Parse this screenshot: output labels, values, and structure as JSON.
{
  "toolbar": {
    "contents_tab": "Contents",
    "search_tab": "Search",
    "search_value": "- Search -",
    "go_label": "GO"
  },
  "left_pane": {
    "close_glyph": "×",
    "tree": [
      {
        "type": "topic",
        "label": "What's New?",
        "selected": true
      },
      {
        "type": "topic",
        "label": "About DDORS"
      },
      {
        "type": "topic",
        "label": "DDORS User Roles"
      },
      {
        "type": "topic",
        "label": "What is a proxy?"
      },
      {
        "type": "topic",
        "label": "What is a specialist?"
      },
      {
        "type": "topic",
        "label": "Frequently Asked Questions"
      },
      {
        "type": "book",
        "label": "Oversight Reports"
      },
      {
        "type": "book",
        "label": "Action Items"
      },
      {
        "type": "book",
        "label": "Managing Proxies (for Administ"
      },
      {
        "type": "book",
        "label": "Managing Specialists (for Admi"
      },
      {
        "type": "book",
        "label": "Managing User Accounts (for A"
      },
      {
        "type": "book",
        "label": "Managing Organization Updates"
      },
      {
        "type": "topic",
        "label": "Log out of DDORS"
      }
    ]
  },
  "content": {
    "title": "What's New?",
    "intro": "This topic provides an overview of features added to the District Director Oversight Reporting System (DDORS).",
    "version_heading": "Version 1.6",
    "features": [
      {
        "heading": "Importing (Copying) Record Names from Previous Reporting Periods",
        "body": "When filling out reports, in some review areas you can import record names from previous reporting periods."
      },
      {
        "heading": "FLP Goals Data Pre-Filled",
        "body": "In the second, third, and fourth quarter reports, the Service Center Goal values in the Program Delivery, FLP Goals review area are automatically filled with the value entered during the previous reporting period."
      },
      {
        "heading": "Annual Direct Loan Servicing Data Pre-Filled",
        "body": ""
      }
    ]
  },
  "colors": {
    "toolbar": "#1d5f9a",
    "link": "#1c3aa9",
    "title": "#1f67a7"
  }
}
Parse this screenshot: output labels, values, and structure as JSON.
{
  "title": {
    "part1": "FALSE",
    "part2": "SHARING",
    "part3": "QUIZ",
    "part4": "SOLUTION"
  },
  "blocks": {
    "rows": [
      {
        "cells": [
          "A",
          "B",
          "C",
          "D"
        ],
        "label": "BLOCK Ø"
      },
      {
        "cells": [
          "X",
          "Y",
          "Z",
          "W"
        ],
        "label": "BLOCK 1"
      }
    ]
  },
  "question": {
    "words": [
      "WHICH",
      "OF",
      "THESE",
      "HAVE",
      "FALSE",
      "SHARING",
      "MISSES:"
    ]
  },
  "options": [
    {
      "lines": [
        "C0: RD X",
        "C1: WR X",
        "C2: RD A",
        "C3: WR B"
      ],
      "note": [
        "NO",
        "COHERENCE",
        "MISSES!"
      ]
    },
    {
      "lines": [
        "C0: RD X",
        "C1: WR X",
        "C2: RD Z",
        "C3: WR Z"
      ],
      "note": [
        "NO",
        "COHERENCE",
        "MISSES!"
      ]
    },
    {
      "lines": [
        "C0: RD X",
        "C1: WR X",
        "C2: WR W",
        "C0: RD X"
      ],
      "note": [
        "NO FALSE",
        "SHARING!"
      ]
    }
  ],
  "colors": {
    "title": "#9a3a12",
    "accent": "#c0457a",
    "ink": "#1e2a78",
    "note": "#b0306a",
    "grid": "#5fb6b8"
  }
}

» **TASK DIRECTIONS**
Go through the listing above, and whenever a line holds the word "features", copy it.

» **ANSWER SPACE**
    "intro": "This topic provides an overview of features added to the District Director Oversight Reporting System (DDORS).",
    "features": [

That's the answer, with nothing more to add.